The complete paper is pay-per-view, so I'm just working off the abstract.

Abstract of research:

All the views expressed here are those of Joshua Levy, and nothing here is official JDRF news, views, policies or opinions.

Wednesday, November 18, 2009

Xoma Starts a Phase-II Human Trial

My local JDRF chapter is setting up a "Research Information Committee" to help spread the word about type-1 diabetes research, and I was asked to be a member. We had our first meeting a few days ago, and one of the other members mentioned the following human trial was just getting started:

Xoma Starts a Phase-II Human Trial

Xoma is starting a phase-II clinical trial of their "Xoma 052" drug.

The study is placebo controlled and double blind, and the primary end-point is C-peptide levels (so good design). It is being done in Zurich and I'm not sure how many people will be enrolled. Only people who have had type-1 diabetes for 2 years or longer will be enrolled. So this is not a honeymoon study: quite the opposite; honeymoon diabetics are excluded.

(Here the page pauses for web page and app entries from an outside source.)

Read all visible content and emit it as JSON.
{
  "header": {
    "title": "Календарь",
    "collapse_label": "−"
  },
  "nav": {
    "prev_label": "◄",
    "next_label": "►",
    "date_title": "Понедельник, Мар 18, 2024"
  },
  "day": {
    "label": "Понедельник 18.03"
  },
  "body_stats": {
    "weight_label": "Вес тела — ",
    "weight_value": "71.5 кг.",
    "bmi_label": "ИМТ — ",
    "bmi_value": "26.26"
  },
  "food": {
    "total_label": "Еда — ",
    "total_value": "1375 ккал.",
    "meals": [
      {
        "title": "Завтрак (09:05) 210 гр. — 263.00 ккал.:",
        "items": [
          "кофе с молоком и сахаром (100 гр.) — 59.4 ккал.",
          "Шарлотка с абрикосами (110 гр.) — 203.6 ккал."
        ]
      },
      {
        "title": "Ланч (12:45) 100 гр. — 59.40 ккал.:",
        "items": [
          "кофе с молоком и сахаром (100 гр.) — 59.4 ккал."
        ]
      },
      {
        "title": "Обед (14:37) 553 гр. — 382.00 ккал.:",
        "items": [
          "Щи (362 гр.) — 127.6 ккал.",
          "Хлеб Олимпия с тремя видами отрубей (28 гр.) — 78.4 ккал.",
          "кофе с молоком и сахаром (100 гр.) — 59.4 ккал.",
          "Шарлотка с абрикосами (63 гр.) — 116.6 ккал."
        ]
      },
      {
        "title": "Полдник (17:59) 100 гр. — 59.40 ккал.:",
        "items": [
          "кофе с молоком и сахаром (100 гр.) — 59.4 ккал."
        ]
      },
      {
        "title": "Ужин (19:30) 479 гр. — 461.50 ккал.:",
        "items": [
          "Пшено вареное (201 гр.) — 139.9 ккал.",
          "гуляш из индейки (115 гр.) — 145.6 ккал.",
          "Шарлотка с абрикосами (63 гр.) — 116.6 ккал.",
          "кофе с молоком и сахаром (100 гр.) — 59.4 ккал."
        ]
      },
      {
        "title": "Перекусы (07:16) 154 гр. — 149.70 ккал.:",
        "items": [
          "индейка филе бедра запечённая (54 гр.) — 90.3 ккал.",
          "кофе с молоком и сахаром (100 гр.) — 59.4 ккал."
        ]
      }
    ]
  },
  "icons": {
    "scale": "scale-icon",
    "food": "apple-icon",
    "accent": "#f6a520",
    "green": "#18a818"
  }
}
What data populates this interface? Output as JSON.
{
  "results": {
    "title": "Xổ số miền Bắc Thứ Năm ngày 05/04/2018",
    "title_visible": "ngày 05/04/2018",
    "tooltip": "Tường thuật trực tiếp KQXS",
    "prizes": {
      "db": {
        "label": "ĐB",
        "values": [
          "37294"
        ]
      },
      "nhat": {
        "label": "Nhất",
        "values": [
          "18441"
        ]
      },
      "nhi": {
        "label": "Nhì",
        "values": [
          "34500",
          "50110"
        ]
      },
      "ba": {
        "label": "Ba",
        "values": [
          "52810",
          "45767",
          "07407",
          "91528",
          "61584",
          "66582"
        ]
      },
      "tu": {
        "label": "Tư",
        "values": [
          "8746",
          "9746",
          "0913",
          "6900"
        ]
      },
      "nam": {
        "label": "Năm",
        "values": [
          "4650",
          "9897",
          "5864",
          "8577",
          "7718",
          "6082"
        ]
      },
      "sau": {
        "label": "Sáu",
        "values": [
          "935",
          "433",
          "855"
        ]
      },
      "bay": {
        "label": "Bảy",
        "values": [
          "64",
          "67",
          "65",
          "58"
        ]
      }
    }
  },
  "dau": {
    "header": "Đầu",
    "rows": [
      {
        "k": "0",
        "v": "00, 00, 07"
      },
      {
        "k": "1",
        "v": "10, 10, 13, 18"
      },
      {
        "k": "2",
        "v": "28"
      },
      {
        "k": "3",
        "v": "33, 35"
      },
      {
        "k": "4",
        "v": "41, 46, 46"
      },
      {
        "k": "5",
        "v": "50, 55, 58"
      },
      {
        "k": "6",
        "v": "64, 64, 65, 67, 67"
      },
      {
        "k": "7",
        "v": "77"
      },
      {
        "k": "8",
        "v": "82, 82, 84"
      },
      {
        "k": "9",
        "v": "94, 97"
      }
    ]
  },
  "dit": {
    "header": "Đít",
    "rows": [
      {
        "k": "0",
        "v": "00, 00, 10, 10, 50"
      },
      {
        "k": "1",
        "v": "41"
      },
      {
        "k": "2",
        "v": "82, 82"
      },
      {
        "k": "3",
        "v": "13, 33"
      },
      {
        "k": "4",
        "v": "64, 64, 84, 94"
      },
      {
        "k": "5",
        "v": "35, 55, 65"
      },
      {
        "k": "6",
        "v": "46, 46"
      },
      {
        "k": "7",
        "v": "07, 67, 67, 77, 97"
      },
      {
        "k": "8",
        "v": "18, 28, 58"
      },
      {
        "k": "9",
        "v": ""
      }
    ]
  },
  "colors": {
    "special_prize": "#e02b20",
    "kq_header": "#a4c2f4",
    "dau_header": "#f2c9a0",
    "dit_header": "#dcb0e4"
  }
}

There are already two separate phase-I clinical trials underway to see if Xoma 052 improves type-2 diabetes. (I assume that is why they could go directly to phase-II trials in type-1 diabetes: the basic safety was already established.) Xoma inc. is also doing animal research to see if this drug can be used for many other inflammation related diseases, such as rheumatoid arthritis and gout.

This clinical trial is being funded by JDRF.

Xoma 052 is a monoclonal antibody which is a broad anti-inflammatory, and works by blocking the IL-1 inflammation pathway. Xoma is in the business of developing monoclonal antibodies which are then marketed by much larger companies. They already have a couple of drugs on the market.


Earlier this year (and in 2008) there was some excitement about inflammation based treatments as cures for type-1 diabetes. The idea as that the body's autoimmune response triggered inflammation and it was the inflammation which actually killed the beta cells. So lowering inflammation could cure or prevent type-1 diabetes. This is a minority opinion, to be sure. Most researchers believe that inflammation is a side effect of the beta cells being destroyed, not a cause of their destruction. This trial is the third one, that I know of, based on the idea that anti-inflammatories can cure type-1 diabetes.

One of the best things about this research, is that they expect results next year, and as a phase-II trial, it should be big enough, so that the results should be pretty clear as to the basic success of the drug. We should have a basic "thumbs up / thumbs down" result by the end of 2010. Another good thing, from my point of view, is that this is not a honeymoon only treatment or trial.

Personally, I'm a little dubious about the whole "anti-inflammation as a cure" path. But I'm also very data-driven, and we now have 3 different studies going on to try to cure type-1 using this path. If any one of those studies gives successful results, then all my doubts will be erased. :-)

Xoma's press release:
Clinical trials record for this research:
Clinical trials records for Xoma's other diabetes research:
Previous blog entry on inflammation (including some general discussion):

All the views expressed here are those of Joshua Levy, and nothing here is official JDRF news, views, policies or opinions.